‘Ringing the Changes’ is another tale indebted to landscape, specifically that of the East Anglian coast and moreover an emphasis on a movement within it. Making use of traditional rural/urban dichotomies (like those seen in Pinner’s Ritual), Aickman weaves a tale of ritualised horror that depicts a sheltered coastal community committed to an annual ringing of the church bells in order to wake the dead. In just a few pages the plot moves from train line, to platform, to hotel, to beach and back again. Street names, along with descriptions of lighting and sound are all used to give a sense of distance and time in and between places rather than to elaborate on the implied character of the locations themselves.

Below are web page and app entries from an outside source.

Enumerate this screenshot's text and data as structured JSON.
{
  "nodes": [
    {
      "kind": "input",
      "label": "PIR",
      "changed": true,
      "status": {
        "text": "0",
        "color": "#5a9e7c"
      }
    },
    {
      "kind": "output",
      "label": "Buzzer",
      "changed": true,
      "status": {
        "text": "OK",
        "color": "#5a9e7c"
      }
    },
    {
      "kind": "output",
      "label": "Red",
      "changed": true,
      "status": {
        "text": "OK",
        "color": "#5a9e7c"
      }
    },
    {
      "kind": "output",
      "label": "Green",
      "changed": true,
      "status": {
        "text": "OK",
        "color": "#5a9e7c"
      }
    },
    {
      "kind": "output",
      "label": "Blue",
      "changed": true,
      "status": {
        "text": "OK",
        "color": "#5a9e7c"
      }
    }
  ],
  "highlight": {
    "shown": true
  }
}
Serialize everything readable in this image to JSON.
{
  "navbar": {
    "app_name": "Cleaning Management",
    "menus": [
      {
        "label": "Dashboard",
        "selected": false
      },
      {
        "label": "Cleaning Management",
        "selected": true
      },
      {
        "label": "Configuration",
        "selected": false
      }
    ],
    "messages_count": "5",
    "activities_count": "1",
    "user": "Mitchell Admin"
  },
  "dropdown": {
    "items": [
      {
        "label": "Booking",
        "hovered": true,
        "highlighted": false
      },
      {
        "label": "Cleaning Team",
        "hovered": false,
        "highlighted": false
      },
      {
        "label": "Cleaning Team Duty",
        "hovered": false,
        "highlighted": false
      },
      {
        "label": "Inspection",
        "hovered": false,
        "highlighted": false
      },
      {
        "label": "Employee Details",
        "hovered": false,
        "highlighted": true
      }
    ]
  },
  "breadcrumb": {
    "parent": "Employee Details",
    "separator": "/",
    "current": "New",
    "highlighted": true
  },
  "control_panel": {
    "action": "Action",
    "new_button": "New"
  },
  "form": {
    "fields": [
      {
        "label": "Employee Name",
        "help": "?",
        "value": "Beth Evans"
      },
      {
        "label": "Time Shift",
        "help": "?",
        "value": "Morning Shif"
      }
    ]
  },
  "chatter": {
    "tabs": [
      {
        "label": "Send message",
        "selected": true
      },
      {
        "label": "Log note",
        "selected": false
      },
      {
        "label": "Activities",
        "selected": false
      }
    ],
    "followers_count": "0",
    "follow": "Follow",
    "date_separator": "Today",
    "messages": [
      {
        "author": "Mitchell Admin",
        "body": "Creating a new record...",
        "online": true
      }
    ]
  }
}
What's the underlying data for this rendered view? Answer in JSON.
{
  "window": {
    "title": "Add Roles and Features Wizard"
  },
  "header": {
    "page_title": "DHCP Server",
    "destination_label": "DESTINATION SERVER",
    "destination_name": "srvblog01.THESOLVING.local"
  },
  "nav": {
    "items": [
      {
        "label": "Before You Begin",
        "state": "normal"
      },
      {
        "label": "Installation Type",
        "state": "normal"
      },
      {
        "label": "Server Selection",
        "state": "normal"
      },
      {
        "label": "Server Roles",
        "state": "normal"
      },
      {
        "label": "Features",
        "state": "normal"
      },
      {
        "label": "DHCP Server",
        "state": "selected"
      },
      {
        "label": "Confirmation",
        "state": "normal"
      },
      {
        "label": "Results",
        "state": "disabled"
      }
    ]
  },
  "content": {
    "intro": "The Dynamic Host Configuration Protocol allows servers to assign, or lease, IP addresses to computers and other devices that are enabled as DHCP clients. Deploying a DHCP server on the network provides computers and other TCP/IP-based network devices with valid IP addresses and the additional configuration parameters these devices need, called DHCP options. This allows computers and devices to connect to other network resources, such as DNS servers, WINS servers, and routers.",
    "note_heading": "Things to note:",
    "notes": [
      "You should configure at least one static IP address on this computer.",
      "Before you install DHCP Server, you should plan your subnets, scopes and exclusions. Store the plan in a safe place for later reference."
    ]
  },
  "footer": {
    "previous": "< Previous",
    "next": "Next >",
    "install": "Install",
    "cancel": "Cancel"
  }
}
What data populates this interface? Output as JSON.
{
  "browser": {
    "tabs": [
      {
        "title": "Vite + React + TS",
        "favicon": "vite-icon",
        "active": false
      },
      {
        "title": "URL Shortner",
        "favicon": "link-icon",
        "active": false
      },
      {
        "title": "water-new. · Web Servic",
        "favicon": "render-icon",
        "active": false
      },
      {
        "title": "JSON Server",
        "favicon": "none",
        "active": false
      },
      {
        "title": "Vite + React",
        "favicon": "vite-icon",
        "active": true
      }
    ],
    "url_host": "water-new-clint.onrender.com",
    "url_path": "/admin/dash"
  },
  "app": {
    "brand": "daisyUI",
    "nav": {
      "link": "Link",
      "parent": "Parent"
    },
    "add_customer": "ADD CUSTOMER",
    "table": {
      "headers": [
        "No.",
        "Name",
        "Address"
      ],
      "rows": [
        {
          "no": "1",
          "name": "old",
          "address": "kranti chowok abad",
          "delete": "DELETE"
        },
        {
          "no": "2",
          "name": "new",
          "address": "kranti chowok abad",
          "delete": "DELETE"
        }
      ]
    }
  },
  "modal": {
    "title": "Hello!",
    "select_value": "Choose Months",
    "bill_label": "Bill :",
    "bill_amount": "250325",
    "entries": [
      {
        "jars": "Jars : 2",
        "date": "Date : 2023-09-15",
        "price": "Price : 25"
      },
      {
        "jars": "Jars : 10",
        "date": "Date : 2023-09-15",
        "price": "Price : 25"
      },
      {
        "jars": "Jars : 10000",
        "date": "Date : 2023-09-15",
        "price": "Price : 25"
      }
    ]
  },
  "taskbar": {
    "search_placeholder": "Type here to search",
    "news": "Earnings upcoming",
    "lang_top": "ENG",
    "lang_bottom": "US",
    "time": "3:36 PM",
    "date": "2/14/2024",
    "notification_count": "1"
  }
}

Both space and time important for Aickman, they allow his particular rendering of the uncanny to function; illustrative of a return of the repressed, an unexpected calling forth of place and time. As such we might view Aickman’s writings as hauntological, necessitating a return and making an all to often ‘other’ present in their absence. Further still, the role of mobility here not only sets up the distance required to dichotomise cosmopolitan/ coastal existence, but further constructs a space through which Aickman’s monstrosities move through, a space of wildness and savage tradition. The dead stalk the landscape, moving from beach through to town; their singing, calling and dancing echoing throughout the streets as they go. Even as day breaks and the tale concludes the reader is left ill-informed as to why the events of the previous evening have even occurred, only in the knowledge that they will again. Aickman’s works are topographically rich, allowing for an almost unrivalled spectral dynamy, where the strange is not so much preternatural but rather part of the landscape itself.
Robert Aickman was born in London, 1914. As well as being a prolific writer of supernatural tales, much of his life was dedicated to the conservation of England’s (then mostly derelict) canal system and he was co-founder of the Inland Waterways Association. Aickman died of poor health in 1981. Further information on Aickman can be found online at Aickman Data as well as in the recently developed journal Aickman Studies